And Hodapp's Santa Fe list is thus described: "The Complete Santa Fe Bucket List Book is the fifth in the series of Bucket List books by Rio Grande Books. Patricia C. Hodapp, Director of the Santa Fe Library, lists all of the Santa Fe events, places, and distinctive fun that makes The City Different is one of the greatest tourist locations in the US. There are 100 things that she thinks are noteworthy including: green and red chile, El Rancho de las Golondrinas, sunsets, blue skies, art of Hispanics, Native Americans and Anglos, museums, Canyon Road and the Plaza."
Awalt has hung and curated countless art exhibits including nine venues for the Our Saints Among Us travelling exhibit. She is also the co-publisher of Tradicion Revista, the only regular magazine featuring the Hispanic arts and culture of the Southwest. She lives in Albuquerque.

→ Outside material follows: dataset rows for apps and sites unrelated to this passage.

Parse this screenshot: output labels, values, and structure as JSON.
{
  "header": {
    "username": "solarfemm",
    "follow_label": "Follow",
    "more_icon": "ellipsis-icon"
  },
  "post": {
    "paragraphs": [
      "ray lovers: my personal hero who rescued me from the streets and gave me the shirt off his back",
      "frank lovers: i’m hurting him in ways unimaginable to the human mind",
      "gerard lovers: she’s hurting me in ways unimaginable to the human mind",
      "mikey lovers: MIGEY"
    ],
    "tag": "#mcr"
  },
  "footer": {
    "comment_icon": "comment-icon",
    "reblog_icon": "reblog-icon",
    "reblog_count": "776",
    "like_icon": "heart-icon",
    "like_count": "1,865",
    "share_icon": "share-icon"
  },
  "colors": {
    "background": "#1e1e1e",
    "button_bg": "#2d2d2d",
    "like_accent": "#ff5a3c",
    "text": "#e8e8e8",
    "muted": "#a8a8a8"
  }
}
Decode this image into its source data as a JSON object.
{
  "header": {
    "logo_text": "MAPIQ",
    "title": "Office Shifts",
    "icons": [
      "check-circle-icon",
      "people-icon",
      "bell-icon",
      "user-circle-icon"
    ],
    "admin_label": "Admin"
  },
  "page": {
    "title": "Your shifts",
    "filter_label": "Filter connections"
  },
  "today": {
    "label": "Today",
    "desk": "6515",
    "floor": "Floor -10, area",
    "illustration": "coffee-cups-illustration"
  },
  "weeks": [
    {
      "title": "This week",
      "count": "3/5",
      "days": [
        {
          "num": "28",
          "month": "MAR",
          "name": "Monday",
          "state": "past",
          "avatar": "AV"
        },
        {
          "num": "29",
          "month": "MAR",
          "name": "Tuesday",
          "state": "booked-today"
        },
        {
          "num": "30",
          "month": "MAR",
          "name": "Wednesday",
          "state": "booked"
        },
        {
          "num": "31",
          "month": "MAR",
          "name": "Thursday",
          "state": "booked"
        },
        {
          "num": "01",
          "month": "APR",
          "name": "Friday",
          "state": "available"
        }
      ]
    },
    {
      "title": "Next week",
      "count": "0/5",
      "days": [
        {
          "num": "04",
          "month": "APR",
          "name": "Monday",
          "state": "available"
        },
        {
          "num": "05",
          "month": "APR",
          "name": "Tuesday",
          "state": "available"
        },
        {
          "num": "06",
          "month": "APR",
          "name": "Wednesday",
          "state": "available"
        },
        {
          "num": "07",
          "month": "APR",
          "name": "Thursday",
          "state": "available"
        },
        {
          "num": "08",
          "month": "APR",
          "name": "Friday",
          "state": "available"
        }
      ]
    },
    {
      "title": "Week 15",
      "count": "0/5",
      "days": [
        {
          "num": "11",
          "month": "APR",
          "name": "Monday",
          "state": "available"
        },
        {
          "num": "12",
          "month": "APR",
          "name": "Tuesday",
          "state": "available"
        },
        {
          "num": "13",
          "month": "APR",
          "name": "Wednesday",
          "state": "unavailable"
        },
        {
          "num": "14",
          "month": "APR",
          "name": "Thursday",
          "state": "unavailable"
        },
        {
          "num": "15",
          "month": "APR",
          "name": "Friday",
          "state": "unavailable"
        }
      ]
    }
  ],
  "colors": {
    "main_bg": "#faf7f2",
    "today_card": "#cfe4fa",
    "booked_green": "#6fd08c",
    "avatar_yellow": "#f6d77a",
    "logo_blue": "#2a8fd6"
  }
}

Hall, formerly a high school math teacher, started a new career as a freelance writer in 1990. She has written magazine articles on many topics, including travel, business and construction. She has also written reference book chapters on such topics as Native American tribes, biographies of scientists and mathematicians, and how various products are made. In 2009, when plans for Spaceport America, the country's first purpose-built commercial spaceflight facility, began moving forward, she was fascinated to discover the important role New Mexico has played in the development of space travel. She decided to herald that unheralded history by writing Out of this World: New Mexico's Contributions to Space Travel, the only book to document the historic events in the state and the personal stories of the people who accomplished them. She also created a website, NMSpaceHistory.com, to supplement the book with news items and additional insights. Out of this World was named Best New Mexico Book in the 2011 New Mexico Book Awards. She is a member of the National Space Society, the Society for the History of Technology, the National Federation of Press Women, and the Historical Society of New Mexico's Speakers Bureau. She and her husband, Jerry, live in Albuquerque."
Hodapp is the director of the Santa Fe Library, and lives in the City Different. Hodapp started her book with questions that she has been asked in the library and on the street. She enjoys encountering visitors with the simple question, “Where are you heading?”